By Stephan PigeonIn the nineteenth-century newspaper marketplace, journalists and editors prized access to the latest news. Consistently delivering desirable correspondence and the most up-to-date information meant a dedicated readership. An edge on competitors meant greater sales and profits.

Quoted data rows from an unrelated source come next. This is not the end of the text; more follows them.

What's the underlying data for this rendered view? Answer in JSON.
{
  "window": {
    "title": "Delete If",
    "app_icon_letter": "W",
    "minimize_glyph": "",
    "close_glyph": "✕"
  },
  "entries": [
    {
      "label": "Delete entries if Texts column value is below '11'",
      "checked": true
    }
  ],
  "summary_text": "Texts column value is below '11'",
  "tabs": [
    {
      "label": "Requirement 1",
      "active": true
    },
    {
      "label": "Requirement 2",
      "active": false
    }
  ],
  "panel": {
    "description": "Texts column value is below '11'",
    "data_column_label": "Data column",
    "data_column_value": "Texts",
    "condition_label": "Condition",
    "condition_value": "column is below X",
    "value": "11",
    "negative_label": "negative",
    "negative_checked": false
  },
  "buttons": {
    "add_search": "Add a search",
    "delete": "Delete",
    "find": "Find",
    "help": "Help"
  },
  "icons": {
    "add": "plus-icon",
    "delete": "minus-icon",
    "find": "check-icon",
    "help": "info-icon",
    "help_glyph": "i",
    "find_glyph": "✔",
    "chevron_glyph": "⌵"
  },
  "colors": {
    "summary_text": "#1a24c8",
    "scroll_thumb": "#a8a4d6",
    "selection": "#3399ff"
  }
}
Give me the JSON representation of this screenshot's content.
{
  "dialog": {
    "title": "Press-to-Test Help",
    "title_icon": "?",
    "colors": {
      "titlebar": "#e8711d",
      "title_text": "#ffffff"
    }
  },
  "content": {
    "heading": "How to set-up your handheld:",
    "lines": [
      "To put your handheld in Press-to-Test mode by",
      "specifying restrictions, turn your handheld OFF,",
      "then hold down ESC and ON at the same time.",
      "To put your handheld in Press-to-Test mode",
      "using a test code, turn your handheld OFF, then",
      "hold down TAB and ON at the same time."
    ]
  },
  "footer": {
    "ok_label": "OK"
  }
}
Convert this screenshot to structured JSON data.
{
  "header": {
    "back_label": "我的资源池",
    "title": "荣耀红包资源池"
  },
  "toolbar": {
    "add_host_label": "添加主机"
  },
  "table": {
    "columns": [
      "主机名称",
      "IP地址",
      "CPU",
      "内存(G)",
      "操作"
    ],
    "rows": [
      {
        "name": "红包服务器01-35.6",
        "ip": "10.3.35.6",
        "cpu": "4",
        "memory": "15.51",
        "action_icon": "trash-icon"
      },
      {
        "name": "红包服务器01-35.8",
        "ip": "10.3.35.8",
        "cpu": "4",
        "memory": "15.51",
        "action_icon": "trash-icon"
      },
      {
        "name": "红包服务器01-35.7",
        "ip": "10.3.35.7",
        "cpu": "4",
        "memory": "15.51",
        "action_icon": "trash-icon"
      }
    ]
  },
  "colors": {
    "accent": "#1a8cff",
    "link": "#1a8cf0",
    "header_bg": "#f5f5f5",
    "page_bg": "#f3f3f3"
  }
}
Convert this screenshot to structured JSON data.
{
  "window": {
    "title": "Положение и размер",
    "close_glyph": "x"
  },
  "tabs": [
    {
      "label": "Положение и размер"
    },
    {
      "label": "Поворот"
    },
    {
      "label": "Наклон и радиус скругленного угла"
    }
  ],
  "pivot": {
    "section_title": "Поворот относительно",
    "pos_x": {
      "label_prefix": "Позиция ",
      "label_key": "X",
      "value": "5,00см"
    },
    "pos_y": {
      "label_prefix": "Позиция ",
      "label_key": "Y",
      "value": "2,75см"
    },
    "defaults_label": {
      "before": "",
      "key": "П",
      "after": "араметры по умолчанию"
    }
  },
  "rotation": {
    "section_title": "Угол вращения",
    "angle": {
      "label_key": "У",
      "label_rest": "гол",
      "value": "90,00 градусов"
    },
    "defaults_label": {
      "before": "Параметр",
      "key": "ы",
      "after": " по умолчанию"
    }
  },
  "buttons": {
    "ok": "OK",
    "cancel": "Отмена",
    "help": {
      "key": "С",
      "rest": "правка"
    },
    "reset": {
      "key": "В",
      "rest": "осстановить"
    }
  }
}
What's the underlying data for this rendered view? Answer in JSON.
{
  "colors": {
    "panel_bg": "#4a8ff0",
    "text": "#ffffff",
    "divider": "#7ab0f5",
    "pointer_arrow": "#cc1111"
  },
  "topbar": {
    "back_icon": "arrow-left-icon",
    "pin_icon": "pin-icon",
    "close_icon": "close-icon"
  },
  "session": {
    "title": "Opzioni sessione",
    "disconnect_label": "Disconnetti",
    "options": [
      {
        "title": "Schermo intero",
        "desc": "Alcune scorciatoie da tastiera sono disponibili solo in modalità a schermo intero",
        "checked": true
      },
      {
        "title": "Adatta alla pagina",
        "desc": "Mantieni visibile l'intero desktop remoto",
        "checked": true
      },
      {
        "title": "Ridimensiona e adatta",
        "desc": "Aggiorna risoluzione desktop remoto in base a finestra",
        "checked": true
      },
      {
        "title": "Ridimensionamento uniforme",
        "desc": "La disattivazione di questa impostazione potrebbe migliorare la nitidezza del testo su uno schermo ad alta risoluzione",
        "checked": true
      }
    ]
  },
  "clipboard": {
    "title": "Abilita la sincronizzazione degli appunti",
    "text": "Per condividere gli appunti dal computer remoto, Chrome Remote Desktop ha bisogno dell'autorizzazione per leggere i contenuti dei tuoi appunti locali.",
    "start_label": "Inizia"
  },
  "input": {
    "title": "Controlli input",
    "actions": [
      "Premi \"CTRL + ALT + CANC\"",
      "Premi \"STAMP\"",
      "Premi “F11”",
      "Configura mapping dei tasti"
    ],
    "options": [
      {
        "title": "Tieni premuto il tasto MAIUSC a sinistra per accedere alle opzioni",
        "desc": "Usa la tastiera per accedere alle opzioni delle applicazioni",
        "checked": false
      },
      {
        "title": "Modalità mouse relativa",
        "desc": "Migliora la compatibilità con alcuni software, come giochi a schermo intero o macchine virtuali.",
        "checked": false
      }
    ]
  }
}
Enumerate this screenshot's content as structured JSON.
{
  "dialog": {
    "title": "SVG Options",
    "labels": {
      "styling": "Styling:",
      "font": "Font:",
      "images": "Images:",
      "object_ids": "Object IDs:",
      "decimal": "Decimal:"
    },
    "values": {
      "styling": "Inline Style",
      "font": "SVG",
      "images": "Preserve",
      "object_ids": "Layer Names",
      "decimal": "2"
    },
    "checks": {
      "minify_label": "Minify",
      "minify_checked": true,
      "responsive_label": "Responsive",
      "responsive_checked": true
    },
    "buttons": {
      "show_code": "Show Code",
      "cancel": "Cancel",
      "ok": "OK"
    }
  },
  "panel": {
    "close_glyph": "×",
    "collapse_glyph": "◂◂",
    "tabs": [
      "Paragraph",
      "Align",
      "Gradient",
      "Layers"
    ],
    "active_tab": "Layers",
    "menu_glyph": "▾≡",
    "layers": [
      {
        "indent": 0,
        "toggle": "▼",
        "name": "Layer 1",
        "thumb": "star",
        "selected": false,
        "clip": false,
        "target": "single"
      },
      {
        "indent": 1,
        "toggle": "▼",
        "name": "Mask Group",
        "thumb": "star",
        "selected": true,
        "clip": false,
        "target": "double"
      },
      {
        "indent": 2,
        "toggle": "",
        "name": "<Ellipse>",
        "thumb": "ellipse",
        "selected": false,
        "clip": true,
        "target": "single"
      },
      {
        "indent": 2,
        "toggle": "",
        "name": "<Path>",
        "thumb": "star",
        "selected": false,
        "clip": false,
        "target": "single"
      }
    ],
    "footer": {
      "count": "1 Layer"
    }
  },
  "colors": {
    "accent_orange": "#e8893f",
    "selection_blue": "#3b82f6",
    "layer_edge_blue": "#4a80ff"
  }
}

While many British newspapers paid for updates and intelligence through a news agency or supplied their own correspondents, some papers relied on reprinting news from articles that had already been published. Without an effective copyright in news, texts regularly circulated throughout the press. While cutting out an article and reprinting it – known as ‘scissors-and-paste’ journalism – was a handy method to deliver the latest information, it still meant waiting for another paper to publish the news first. For some newspaper proprietors, this was not sufficient.